## PROVIDED INFORMATION

▬▬▬▬▬▬▬▬▬▬

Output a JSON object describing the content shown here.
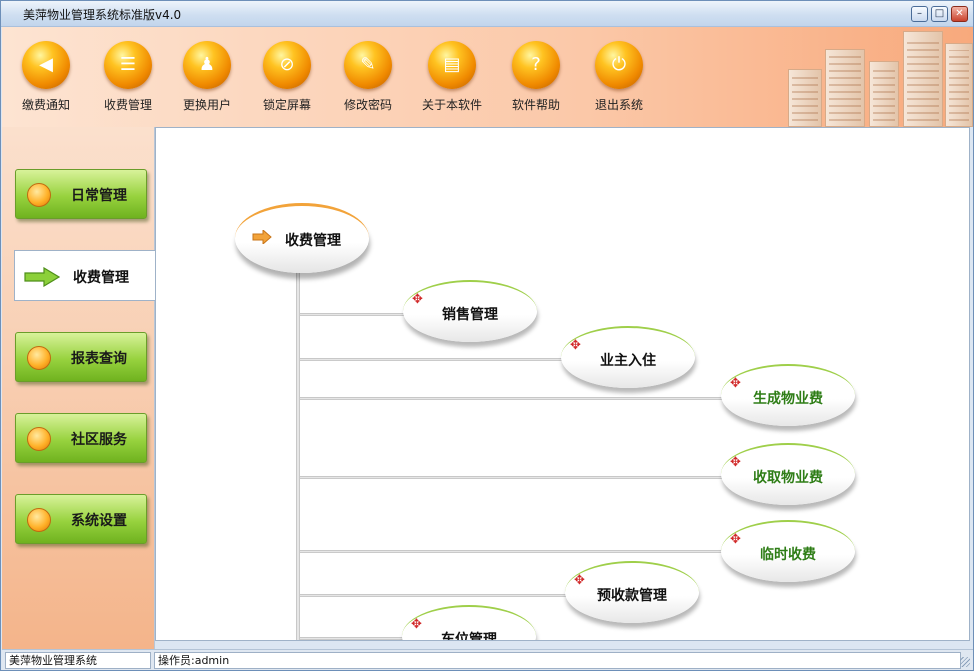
{
  "window": {
    "title": "美萍物业管理系统标准版v4.0",
    "min_label": "–",
    "max_label": "□",
    "close_label": "✕"
  },
  "toolbar": {
    "items": [
      {
        "label": "缴费通知",
        "icon": "megaphone-icon"
      },
      {
        "label": "收费管理",
        "icon": "invoice-icon"
      },
      {
        "label": "更换用户",
        "icon": "user-switch-icon"
      },
      {
        "label": "锁定屏幕",
        "icon": "lock-screen-icon"
      },
      {
        "label": "修改密码",
        "icon": "wrench-key-icon"
      },
      {
        "label": "关于本软件",
        "icon": "document-icon"
      },
      {
        "label": "软件帮助",
        "icon": "question-icon"
      },
      {
        "label": "退出系统",
        "icon": "power-icon"
      }
    ]
  },
  "sidebar": {
    "items": [
      {
        "label": "日常管理",
        "selected": false
      },
      {
        "label": "收费管理",
        "selected": true
      },
      {
        "label": "报表查询",
        "selected": false
      },
      {
        "label": "社区服务",
        "selected": false
      },
      {
        "label": "系统设置",
        "selected": false
      }
    ]
  },
  "tree": {
    "root": "收费管理",
    "nodes": [
      {
        "label": "销售管理"
      },
      {
        "label": "业主入住"
      },
      {
        "label": "生成物业费"
      },
      {
        "label": "收取物业费"
      },
      {
        "label": "临时收费"
      },
      {
        "label": "预收款管理"
      },
      {
        "label": "车位管理"
      }
    ]
  },
  "statusbar": {
    "app_name": "美萍物业管理系统",
    "operator": "操作员:admin"
  },
  "colors": {
    "accent_green": "#8cc63f",
    "node_green_text": "#2e7d16",
    "root_orange": "#f2a33a",
    "toolbar_peach": "#fbc8a8"
  }
}
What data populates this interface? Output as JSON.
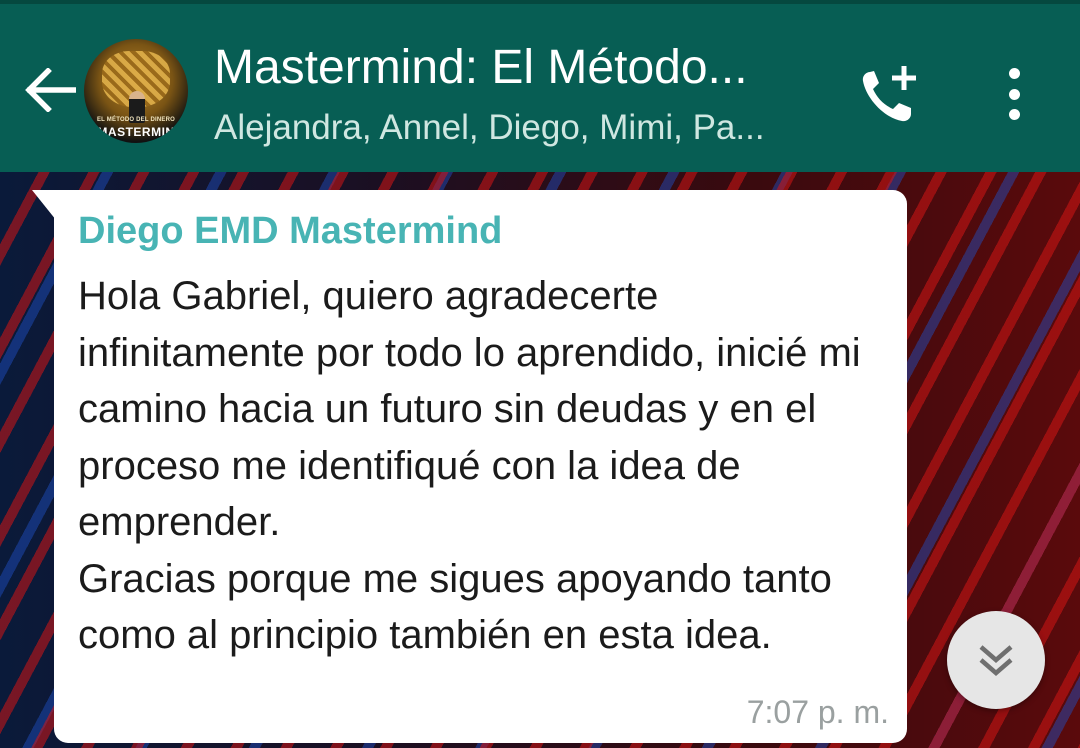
{
  "header": {
    "title": "Mastermind: El Método...",
    "participants": "Alejandra, Annel, Diego, Mimi, Pa...",
    "back_icon": "arrow-left-icon",
    "call_icon": "add-call-icon",
    "menu_icon": "more-vert-icon",
    "avatar": {
      "line1": "EL MÉTODO DEL DINERO",
      "line2": "MASTERMIN"
    },
    "color": "#075e54"
  },
  "message": {
    "sender": "Diego EMD Mastermind",
    "sender_color": "#48b4b4",
    "text": "Hola Gabriel, quiero agradecerte infinitamente por todo lo aprendido, inicié mi camino hacia un futuro sin deudas y en el proceso me identifiqué con la idea de emprender.\nGracias porque me sigues apoyando tanto como al principio también en esta idea.",
    "time": "7:07 p. m."
  },
  "scroll_button": {
    "icon": "double-chevron-down-icon"
  }
}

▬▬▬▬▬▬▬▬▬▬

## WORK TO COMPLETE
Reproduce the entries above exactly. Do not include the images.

## SOLUTION TO THIS PROBLEM
Output a JSON object describing the content shown here.
{
  "window": {
    "title": "美萍物业管理系统标准版v4.0",
    "min_label": "–",
    "max_label": "□",
    "close_label": "✕"
  },
  "toolbar": {
    "items": [
      {
        "label": "缴费通知",
        "icon": "megaphone-icon"
      },
      {
        "label": "收费管理",
        "icon": "invoice-icon"
      },
      {
        "label": "更换用户",
        "icon": "user-switch-icon"
      },
      {
        "label": "锁定屏幕",
        "icon": "lock-screen-icon"
      },
      {
        "label": "修改密码",
        "icon": "wrench-key-icon"
      },
      {
        "label": "关于本软件",
        "icon": "document-icon"
      },
      {
        "label": "软件帮助",
        "icon": "question-icon"
      },
      {
        "label": "退出系统",
        "icon": "power-icon"
      }
    ]
  },
  "sidebar": {
    "items": [
      {
        "label": "日常管理",
        "selected": false
      },
      {
        "label": "收费管理",
        "selected": true
      },
      {
        "label": "报表查询",
        "selected": false
      },
      {
        "label": "社区服务",
        "selected": false
      },
      {
        "label": "系统设置",
        "selected": false
      }
    ]
  },
  "tree": {
    "root": "收费管理",
    "nodes": [
      {
        "label": "销售管理"
      },
      {
        "label": "业主入住"
      },
      {
        "label": "生成物业费"
      },
      {
        "label": "收取物业费"
      },
      {
        "label": "临时收费"
      },
      {
        "label": "预收款管理"
      },
      {
        "label": "车位管理"
      }
    ]
  },
  "statusbar": {
    "app_name": "美萍物业管理系统",
    "operator": "操作员:admin"
  },
  "colors": {
    "accent_green": "#8cc63f",
    "node_green_text": "#2e7d16",
    "root_orange": "#f2a33a",
    "toolbar_peach": "#fbc8a8"
  }
}
What data populates this interface? Output as JSON.
{
  "header": {
    "title": "Mastermind: El Método...",
    "participants": "Alejandra, Annel, Diego, Mimi, Pa...",
    "back_icon": "arrow-left-icon",
    "call_icon": "add-call-icon",
    "menu_icon": "more-vert-icon",
    "avatar": {
      "line1": "EL MÉTODO DEL DINERO",
      "line2": "MASTERMIN"
    },
    "color": "#075e54"
  },
  "message": {
    "sender": "Diego EMD Mastermind",
    "sender_color": "#48b4b4",
    "text": "Hola Gabriel, quiero agradecerte infinitamente por todo lo aprendido, inicié mi camino hacia un futuro sin deudas y en el proceso me identifiqué con la idea de emprender.\nGracias porque me sigues apoyando tanto como al principio también en esta idea.",
    "time": "7:07 p. m."
  },
  "scroll_button": {
    "icon": "double-chevron-down-icon"
  }
}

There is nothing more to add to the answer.